The lottery is a process that awards prizes to paying participants through a process that relies entirely on chance. Prizes can range from cash to anything from kindergarten admission at a reputable school to units in a subsidized housing block. Lotteries are common in the United States and can be found all over the world.

Lotteries are a popular way for people to try their luck at winning the big jackpot and are generally considered to be an excellent form of entertainment. However, the truth is that the odds of winning a lottery are not nearly as good as most players would like to believe. There are many myths about how to win the lottery, and most of them are false. Nevertheless, there are some tips that can help you improve your chances of winning the lottery.

It is important to understand the odds of winning the lottery before you purchase a ticket. You can find a good overview of the odds by looking at the odds table on the lottery website. This will show you how often a particular number or combination of numbers has won and will also let you know the maximum prize that can be won. The odds of winning the lottery will change based on how many tickets are sold, so it is important to buy as many tickets as possible.

Throughout history, people have used the lottery to finance a variety of private and public projects. In early America, for example, the lottery was used to fund schools, churches, canals, bridges, and roads.
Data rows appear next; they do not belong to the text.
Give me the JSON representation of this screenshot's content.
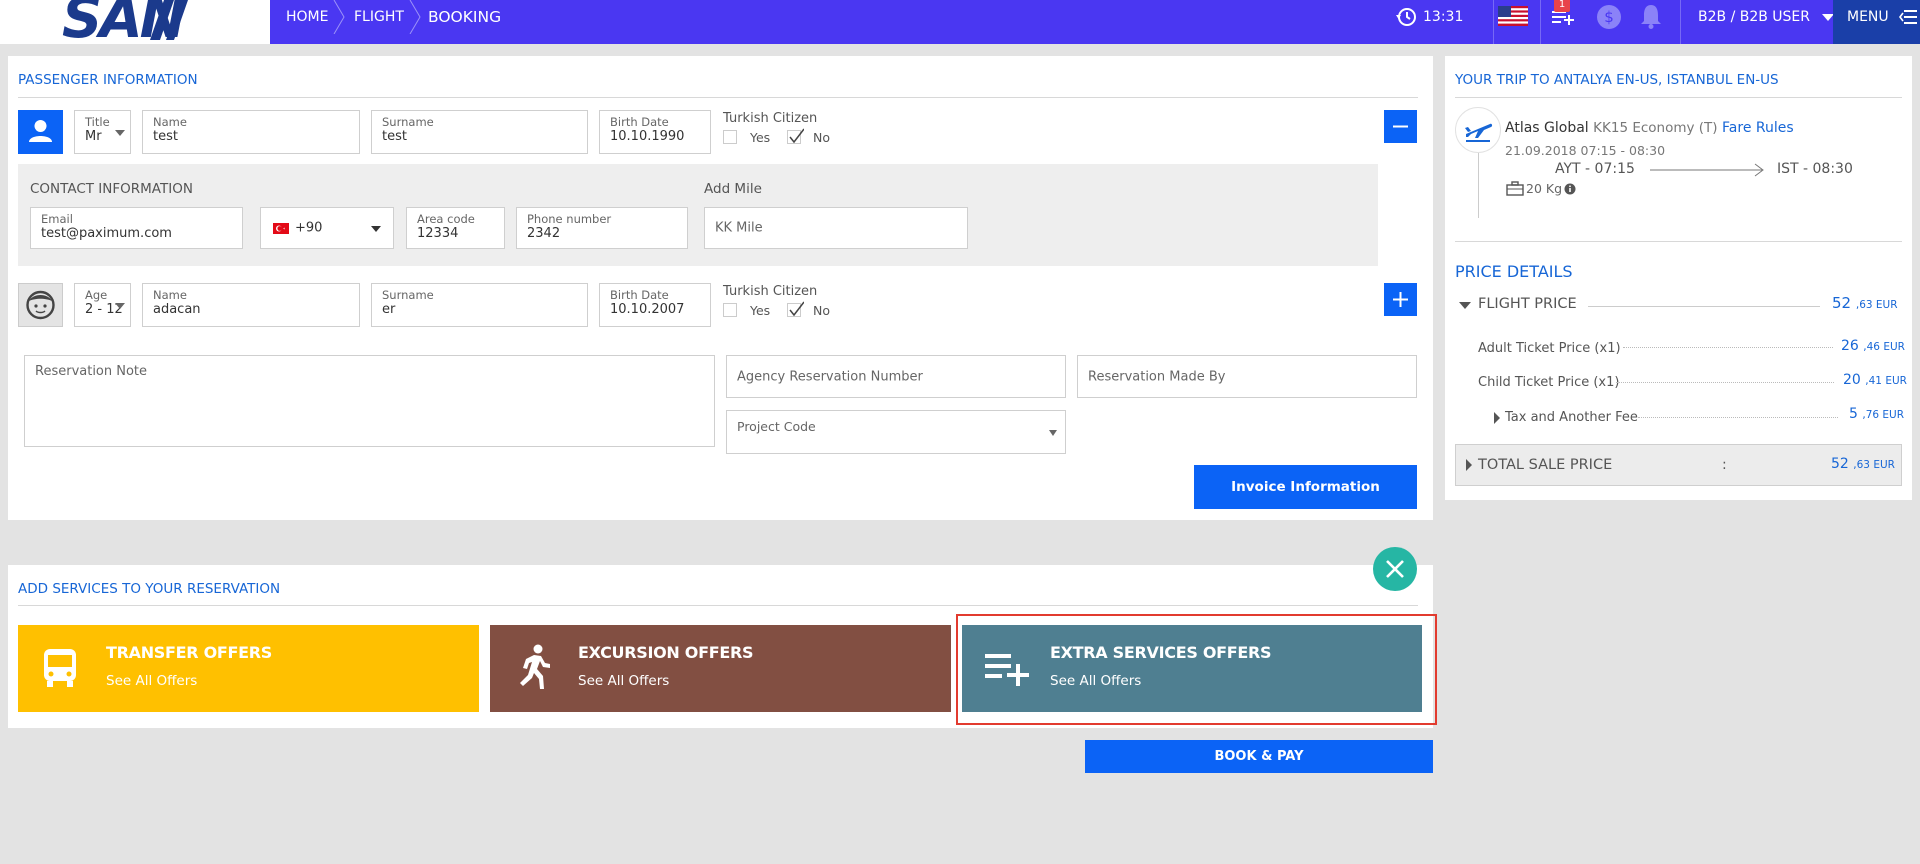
{
  "header": {
    "logo_text": "SAN",
    "breadcrumbs": [
      "HOME",
      "FLIGHT",
      "BOOKING"
    ],
    "time": "13:31",
    "cart_badge": "1",
    "user_label": "B2B / B2B USER",
    "menu_label": "MENU"
  },
  "passenger_section": {
    "title": "PASSENGER INFORMATION",
    "adult": {
      "title_label": "Title",
      "title_value": "Mr",
      "name_label": "Name",
      "name_value": "test",
      "surname_label": "Surname",
      "surname_value": "test",
      "birth_label": "Birth Date",
      "birth_value": "10.10.1990",
      "citizen_label": "Turkish Citizen",
      "yes_label": "Yes",
      "no_label": "No"
    },
    "contact": {
      "title": "CONTACT INFORMATION",
      "email_label": "Email",
      "email_value": "test@paximum.com",
      "dial_code": "+90",
      "area_label": "Area code",
      "area_value": "12334",
      "phone_label": "Phone number",
      "phone_value": "2342",
      "mile_title": "Add Mile",
      "mile_placeholder": "KK Mile"
    },
    "child": {
      "age_label": "Age",
      "age_value": "2 - 12",
      "name_label": "Name",
      "name_value": "adacan",
      "surname_label": "Surname",
      "surname_value": "er",
      "birth_label": "Birth Date",
      "birth_value": "10.10.2007",
      "citizen_label": "Turkish Citizen",
      "yes_label": "Yes",
      "no_label": "No"
    },
    "reservation_note_placeholder": "Reservation Note",
    "agency_number_placeholder": "Agency Reservation Number",
    "made_by_placeholder": "Reservation Made By",
    "project_code_placeholder": "Project Code",
    "invoice_button": "Invoice Information"
  },
  "services": {
    "title": "ADD SERVICES TO YOUR RESERVATION",
    "offers": [
      {
        "title": "TRANSFER OFFERS",
        "sub": "See All Offers",
        "color": "#ffc000"
      },
      {
        "title": "EXCURSION OFFERS",
        "sub": "See All Offers",
        "color": "#824f42"
      },
      {
        "title": "EXTRA SERVICES OFFERS",
        "sub": "See All Offers",
        "color": "#4f7f91"
      }
    ],
    "book_button": "BOOK & PAY"
  },
  "trip": {
    "title": "YOUR TRIP TO ANTALYA EN-US, ISTANBUL EN-US",
    "airline": "Atlas Global",
    "flight_info": "KK15 Economy (T)",
    "fare_rules": "Fare Rules",
    "datetime": "21.09.2018 07:15 - 08:30",
    "from": "AYT - 07:15",
    "to": "IST - 08:30",
    "baggage": "20 Kg"
  },
  "price": {
    "title": "PRICE DETAILS",
    "flight_label": "FLIGHT PRICE",
    "flight_int": "52",
    "flight_dec": ",63 EUR",
    "adult_label": "Adult Ticket Price (x1)",
    "adult_int": "26",
    "adult_dec": ",46 EUR",
    "child_label": "Child Ticket Price (x1)",
    "child_int": "20",
    "child_dec": ",41 EUR",
    "tax_label": "Tax and Another Fee",
    "tax_int": "5",
    "tax_dec": ",76 EUR",
    "total_label": "TOTAL SALE PRICE",
    "total_colon": ":",
    "total_int": "52",
    "total_dec": ",63 EUR"
  }
}
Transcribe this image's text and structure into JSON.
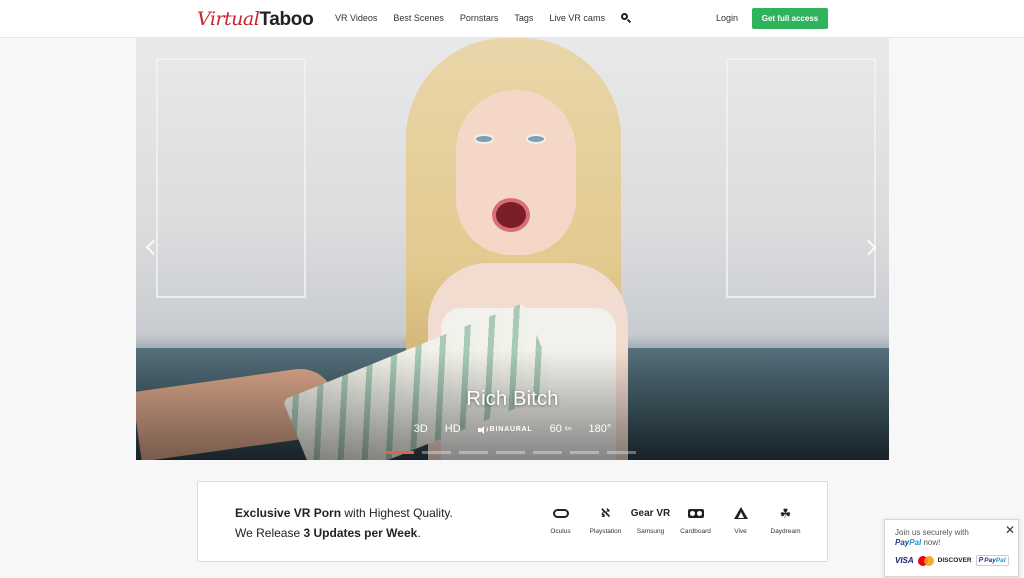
{
  "header": {
    "logo_part1": "Virtual",
    "logo_part2": "Taboo",
    "nav": [
      "VR Videos",
      "Best Scenes",
      "Pornstars",
      "Tags",
      "Live VR cams"
    ],
    "search_icon": "search-icon",
    "login_label": "Login",
    "cta_label": "Get full access",
    "cta_color": "#2fb35b",
    "brand_color": "#c4262e"
  },
  "hero": {
    "title": "Rich Bitch",
    "features": {
      "3d": "3D",
      "hd": "HD",
      "binaural": "BINAURAL",
      "fps": "60",
      "fps_unit": "fps",
      "fov": "180°"
    },
    "slide_count": 7,
    "active_slide": 1,
    "active_color": "#e0653b"
  },
  "info": {
    "line1_bold": "Exclusive VR Porn",
    "line1_rest": " with Highest Quality.",
    "line2_pre": "We Release ",
    "line2_bold": "3 Updates per Week",
    "line2_post": ".",
    "devices": [
      {
        "label": "Oculus",
        "icon": "oculus-icon"
      },
      {
        "label": "Playstation",
        "icon": "playstation-icon"
      },
      {
        "label": "Samsung",
        "icon": "gear-vr-icon",
        "text": "Gear VR"
      },
      {
        "label": "Cardboard",
        "icon": "cardboard-icon"
      },
      {
        "label": "Vive",
        "icon": "vive-icon"
      },
      {
        "label": "Daydream",
        "icon": "daydream-icon"
      }
    ]
  },
  "paypal": {
    "line1": "Join us securely with",
    "brand_a": "Pay",
    "brand_b": "Pal",
    "line2_rest": " now!",
    "close_label": "✕",
    "visa": "VISA",
    "discover": "DISCOVER",
    "badge_a": "Pay",
    "badge_b": "Pal"
  }
}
It also funded the establishment of Princeton and Columbia Universities. It was even used to raise money for the Revolutionary War. But as the nation grew more prosperous in the nineteenth century, state budgets ran into trouble and states needed to balance their books. Tax increases or cutting services were both unpopular with voters, so state officials began looking for other ways to raise revenue.

In 1964, New Hampshire became the first state to legalize a modern lottery, and more than two dozen others followed suit in the next decade. As Cohen explains, the popularity of lotteries soared at precisely the moment when growing awareness of all the money to be made in gambling collided with a crisis in state funding. States, which had long enjoyed a generous social safety net, couldn’t balance their budgets without raising taxes or cutting services—both of which were highly unpopular with voters. Lotteries offered a solution that both raised funds and provided voters with the illusion of control over their spending habits.